Reman Solutions will offer additional components through this service in the future, including electronic components. For more information, contact an Ingersoll Rand road development dealer.
Producer Prices Drop in September
AGC: ‘Inflation vacation' likely to be short-lived
"Inflation took a vacation in September for most of the economy but remains a problem for construction materials," Ken Simonson, chief economist for The Associated General Contractors of America (AGC), says. Simonson was commenting on the October 17 producer price index (PPI) report from the Bureau of Labor Statistics.
"Plunging petroleum prices drove down the overall producer price index and moderated the increase in the PPI for construction materials and components," Simonson comments. "The PPI for finished goods plunged 1.1 percent for the month, before seasonal adjustment, and was up only 0.9 percent compared to September 2005. But the PPI for construction materials and components rose 0.3 percent, the same as in August, and had a year-over-year increase of 8.1 percent, nine times as much as the overall index.
"The 12-month increase for most construction inputs was milder than in the August report but still hard for contractors to either absorb or pass on," Simonson says. "For instance, the PPI for copper and brass mill shapes soared 75 percent from September 2005 to September 2006. Other large gains included asphalt paving mixtures, 33 percent; steel mill products, 23 percent; and gypsum and plastic construction products, 19 percent each.
"But two factors leave construction vulnerable to greater upward price pressure than the economy as a whole," Simonson explains. "First, the industry must generally use a fixed quantity of materials, unlike manufacturers that can make products smaller and lighter, or service businesses that use few materials. These materials are often in high demand worldwide, with limited supplies. Second, materials must be physically delivered, making them subject to high freight and fuel costs, as well as transportation bottlenecks.

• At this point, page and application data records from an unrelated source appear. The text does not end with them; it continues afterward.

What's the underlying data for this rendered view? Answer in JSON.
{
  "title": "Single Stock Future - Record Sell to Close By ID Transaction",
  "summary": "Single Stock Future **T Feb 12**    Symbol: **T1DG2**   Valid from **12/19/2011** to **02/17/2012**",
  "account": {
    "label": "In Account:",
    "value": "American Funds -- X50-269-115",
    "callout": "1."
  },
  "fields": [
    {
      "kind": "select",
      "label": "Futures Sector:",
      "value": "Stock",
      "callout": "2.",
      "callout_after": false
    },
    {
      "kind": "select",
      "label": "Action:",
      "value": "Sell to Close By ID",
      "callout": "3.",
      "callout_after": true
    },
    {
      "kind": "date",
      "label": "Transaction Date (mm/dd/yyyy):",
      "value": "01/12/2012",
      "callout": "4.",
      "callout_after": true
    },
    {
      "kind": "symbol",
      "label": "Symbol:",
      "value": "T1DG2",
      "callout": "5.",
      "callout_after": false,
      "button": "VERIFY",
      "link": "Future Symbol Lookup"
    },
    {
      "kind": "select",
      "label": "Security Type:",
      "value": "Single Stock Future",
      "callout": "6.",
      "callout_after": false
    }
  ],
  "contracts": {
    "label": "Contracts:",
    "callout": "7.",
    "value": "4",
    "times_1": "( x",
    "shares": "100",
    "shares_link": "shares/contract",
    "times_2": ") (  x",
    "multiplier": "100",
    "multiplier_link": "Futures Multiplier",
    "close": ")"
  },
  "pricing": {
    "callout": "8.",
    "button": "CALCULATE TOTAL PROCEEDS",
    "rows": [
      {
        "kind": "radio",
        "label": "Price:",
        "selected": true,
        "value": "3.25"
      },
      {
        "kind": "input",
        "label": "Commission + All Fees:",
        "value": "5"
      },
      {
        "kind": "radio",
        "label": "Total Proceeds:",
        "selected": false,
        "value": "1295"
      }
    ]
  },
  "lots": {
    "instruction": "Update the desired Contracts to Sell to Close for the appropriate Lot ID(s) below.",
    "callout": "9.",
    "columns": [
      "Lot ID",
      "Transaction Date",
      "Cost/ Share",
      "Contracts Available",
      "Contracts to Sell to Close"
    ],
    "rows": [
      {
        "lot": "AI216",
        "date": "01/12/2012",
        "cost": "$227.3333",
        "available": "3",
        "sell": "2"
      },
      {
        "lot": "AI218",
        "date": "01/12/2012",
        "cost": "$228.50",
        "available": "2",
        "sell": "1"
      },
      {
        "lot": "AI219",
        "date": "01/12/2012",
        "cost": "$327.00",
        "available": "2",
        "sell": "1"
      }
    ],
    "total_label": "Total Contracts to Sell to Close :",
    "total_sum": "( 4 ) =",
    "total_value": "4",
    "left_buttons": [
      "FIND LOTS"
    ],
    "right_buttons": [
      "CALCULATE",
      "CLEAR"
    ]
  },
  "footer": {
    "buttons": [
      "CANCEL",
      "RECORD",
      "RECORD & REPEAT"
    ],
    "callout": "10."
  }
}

"At the moment, falling diesel prices are helping contractors," Simonson concludes. "But I expect construction materials costs over the next year to rise at least 6 to 8 percent, versus 2 to 4 percent for the overall economy."
Maintenance Solution Available
TMTsoftware and Qualcomm integrate
Qualcomm Inc., a provider of business-to-business wireless enterprise applications and services, and TMTsoftware, a provider of fleet maintenance software, have announced the full integration of TMT's TRANSMAN, a maintenance management solution, with Qualcomm's GlobalTRACS equipment management system and OmniTRACS mobile communications system, creating a complete and automatic maintenance management solution that helps to manage the entire fleet maintenance process.
With the integration, TMTsoftware's TRANSMAN system receives hours and location details from the GlobalTRACS system and miles and location details from the OmniTRACS system on a scheduled basis. This integrated solution provides companies complete control over both their assets and workflow processes and significantly improves organizational efficiencies and profitability, because maintenance can be scheduled in a timely manner and only when needed.
The integrated solution is compatible with the GlobalTRACS and OmniTRACS systems already used by businesses worldwide, so construction equipment and transportation fleets can easily add this tool without changing their mobile systems.
Benefits include accurate hour meters and odometer readings for equipment, hours/miles maintenance predictions, automatic maintenance scheduling and timely information. TRANSMAN seamlessly works with back-office applications and is available in Microsoft Windows, iSeries and Internet environments. It also removes redundancies and cuts unnecessary costs such as manual maintenance tracking or logs.